Please take note that a credit card and mobile number from South Korea may be required to make an order from Baemin or Yogiyo, as some foreigners mentioned in the apps’ download pages. Moreover, the restaurant or the delivery guy may give you a call for some clarifications, so don’t be surprised if your phone rings.
7/8. Coupang (Korean) & Gmarket Global (English)
For online shopping in Korea, the two main apps used by Koreans are Gmarket and Coupang. Gmarket was founded in 2000 and was acquired by eBay in 2009, while Coupang started out in 2010. The former is recommended for wholesale purchase, while the latter is reliable for faster delivery of various products.
Currently, Coupang is available only in Korean, but it has plans to add in English on their app, as noted on their Google Play page here. (Here’s Coupang’s page on the App Store.) Gmarket has a separate app for foreign users (or for Japanese, Chinese, and English-speaking consumers), which they call Gmarket Global. It’s available on iOS and Android.
9. Hana EZ (English, Chinese, Filipino)
If you’re just getting ready to fly in and are thinking about setting up a local bank account, you may want to consider Hana. This Korean bank prides in their financial tech that’s designed for expats, specifically for those who need to transfer money overseas regularly.

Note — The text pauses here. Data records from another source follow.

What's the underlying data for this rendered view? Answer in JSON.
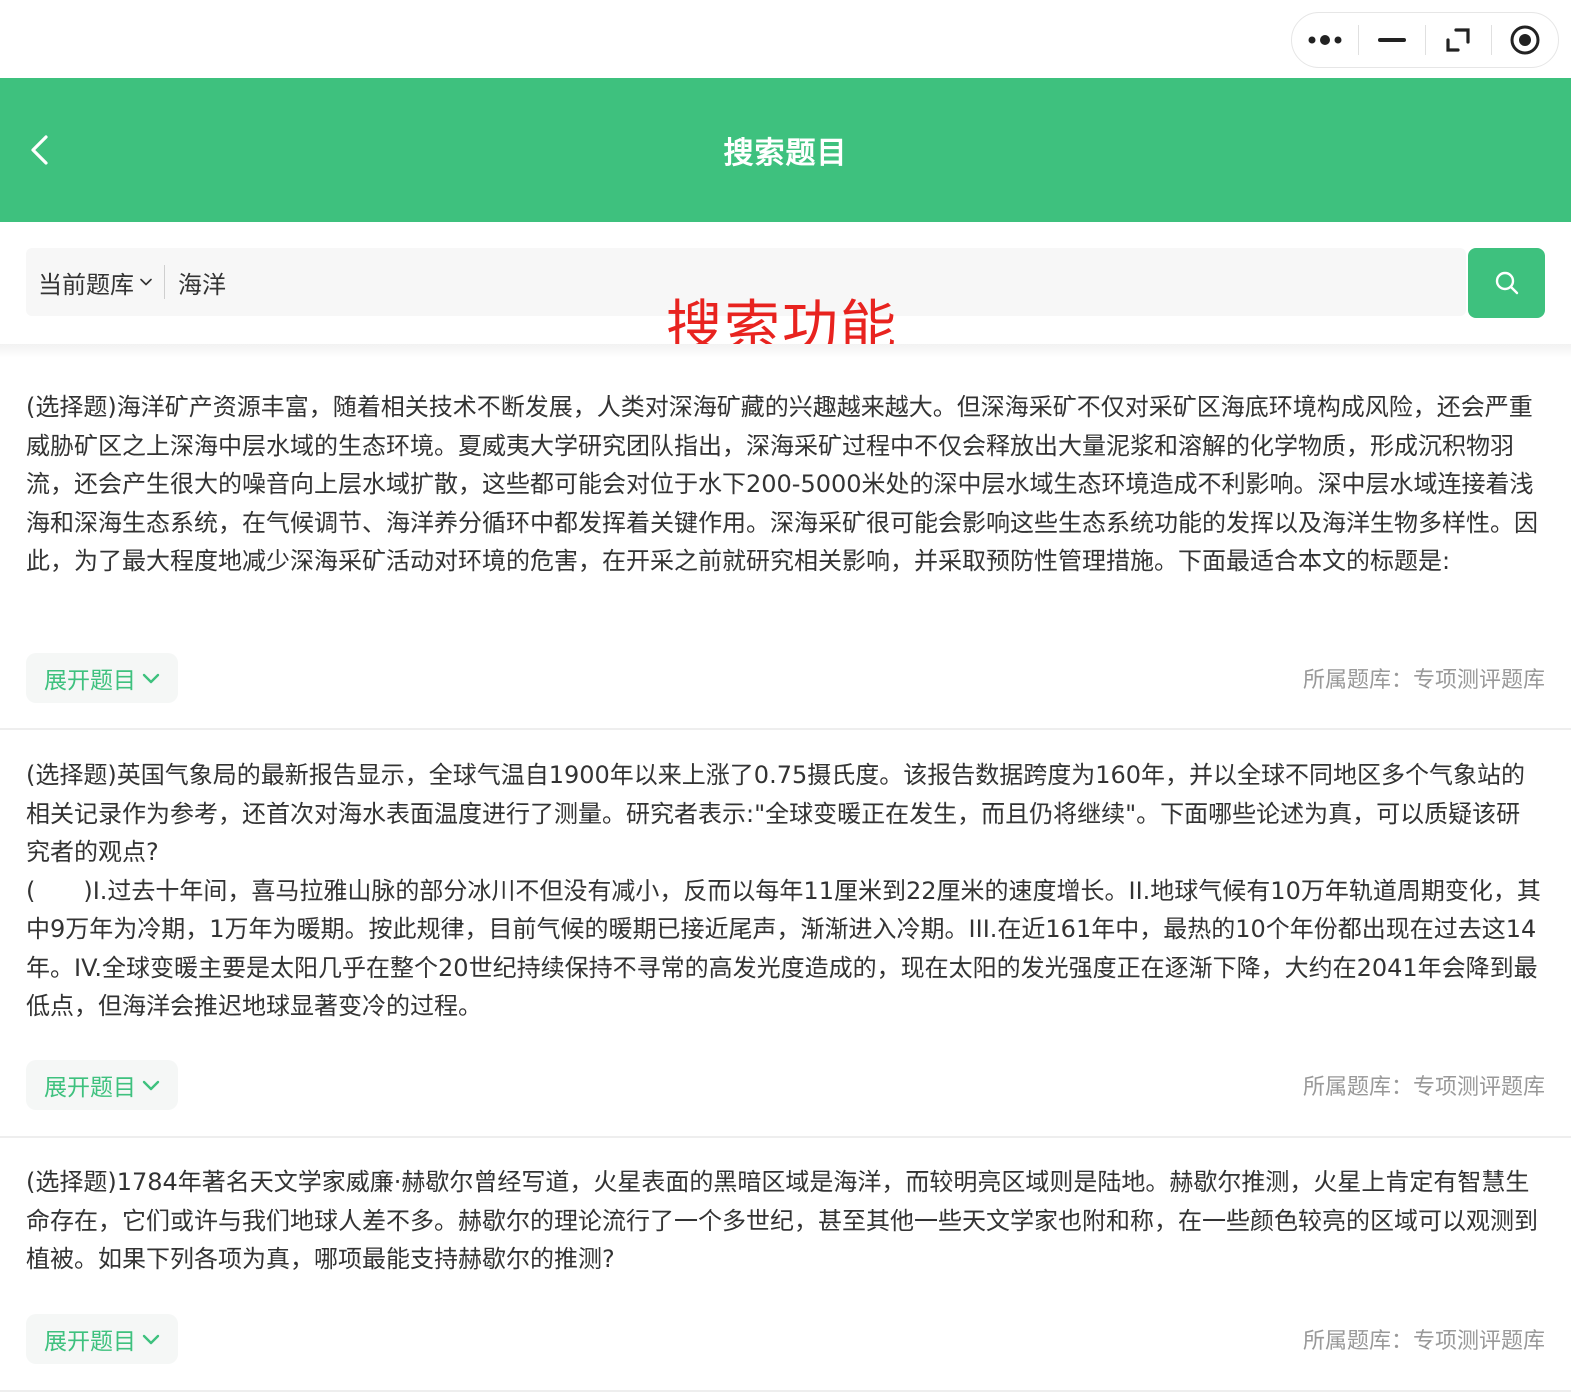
{
  "header": {
    "title": "搜索题目"
  },
  "search": {
    "scope_label": "当前题库",
    "query": "海洋",
    "annotation": "搜索功能"
  },
  "questions": [
    {
      "text": "(选择题)海洋矿产资源丰富，随着相关技术不断发展，人类对深海矿藏的兴趣越来越大。但深海采矿不仅对采矿区海底环境构成风险，还会严重威胁矿区之上深海中层水域的生态环境。夏威夷大学研究团队指出，深海采矿过程中不仅会释放出大量泥浆和溶解的化学物质，形成沉积物羽流，还会产生很大的噪音向上层水域扩散，这些都可能会对位于水下200-5000米处的深中层水域生态环境造成不利影响。深中层水域连接着浅海和深海生态系统，在气候调节、海洋养分循环中都发挥着关键作用。深海采矿很可能会影响这些生态系统功能的发挥以及海洋生物多样性。因此，为了最大程度地减少深海采矿活动对环境的危害，在开采之前就研究相关影响，并采取预防性管理措施。下面最适合本文的标题是:",
      "expand_label": "展开题目",
      "bank": "所属题库：专项测评题库"
    },
    {
      "text": "(选择题)英国气象局的最新报告显示，全球气温自1900年以来上涨了0.75摄氏度。该报告数据跨度为160年，并以全球不同地区多个气象站的相关记录作为参考，还首次对海水表面温度进行了测量。研究者表示:\"全球变暖正在发生，而且仍将继续\"。下面哪些论述为真，可以质疑该研究者的观点?\n(　　)I.过去十年间，喜马拉雅山脉的部分冰川不但没有减小，反而以每年11厘米到22厘米的速度增长。II.地球气候有10万年轨道周期变化，其中9万年为冷期，1万年为暖期。按此规律，目前气候的暖期已接近尾声，渐渐进入冷期。III.在近161年中，最热的10个年份都出现在过去这14年。IV.全球变暖主要是太阳几乎在整个20世纪持续保持不寻常的高发光度造成的，现在太阳的发光强度正在逐渐下降，大约在2041年会降到最低点，但海洋会推迟地球显著变冷的过程。",
      "expand_label": "展开题目",
      "bank": "所属题库：专项测评题库"
    },
    {
      "text": "(选择题)1784年著名天文学家威廉·赫歇尔曾经写道，火星表面的黑暗区域是海洋，而较明亮区域则是陆地。赫歇尔推测，火星上肯定有智慧生命存在，它们或许与我们地球人差不多。赫歇尔的理论流行了一个多世纪，甚至其他一些天文学家也附和称，在一些颜色较亮的区域可以观测到植被。如果下列各项为真，哪项最能支持赫歇尔的推测?",
      "expand_label": "展开题目",
      "bank": "所属题库：专项测评题库"
    }
  ]
}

One of their latest products is the Hana EZ app, which allows registered Hana clients to send money from South Korea to the US, Australia, Canada, Philippines, Indonesia, and others. The app supports several languages, including English, Chinese, Japanese, Nepali, Mongolian, Bangladeshi, Vietnamese, Indonesian, Thai, Filipino, and Khmer.
Hana EZ’s app is available on iOS and Android, but you’ll first have to visit a Hana Bank branch and set up a bank account. If you’re not available to drop by during weekdays, you may want to visit Hana Bank’s designated Sunday branches, which specifically cater to foreigners. You can find the list here: Weekend Banking in Korea: Hana’s Sunday Branches for Foreigners
10. Kakao T (English, Japanese, Korean)
Kakao T (or the enhanced Kakao Taxi) is an app that lets users find and book a cab in Korea, just like Uber and Grab in other countries. It also allows those with vehicles to find nearby parking spots and hire a professional chauffeur in case the user is unable to drive. The app is very helpful on those times when hailing a cab is difficult, but just like with other online services in Korea, a local SIM card and a bank account may be required before usage.
11. Kakao Talk (English, Chinese, Spanish)
Kakao Talk is one of the two most used smartphone apps in South Korea. New foreigners will want to download the app as soon as possible to be able to reach out to classmates or coworkers. Just like other social messaging platforms (such as WhatsApp or Messenger), Kakao Talk has a feature called Channels, which allows users to connect to various brands and be informed of their promotions (most likely sent in Korean).
Finally, we have Naver, the most popular app in South Korea. The platform not only has the most preferred search engine in the country, but also has portals where you can get the latest on almost all facets of life, including entertainment, fashion, news, shopping, and what have you.
Author’s note: Except for the company asset, WAUG Inc. and the author of this article do not endorse the apps listed on this guide.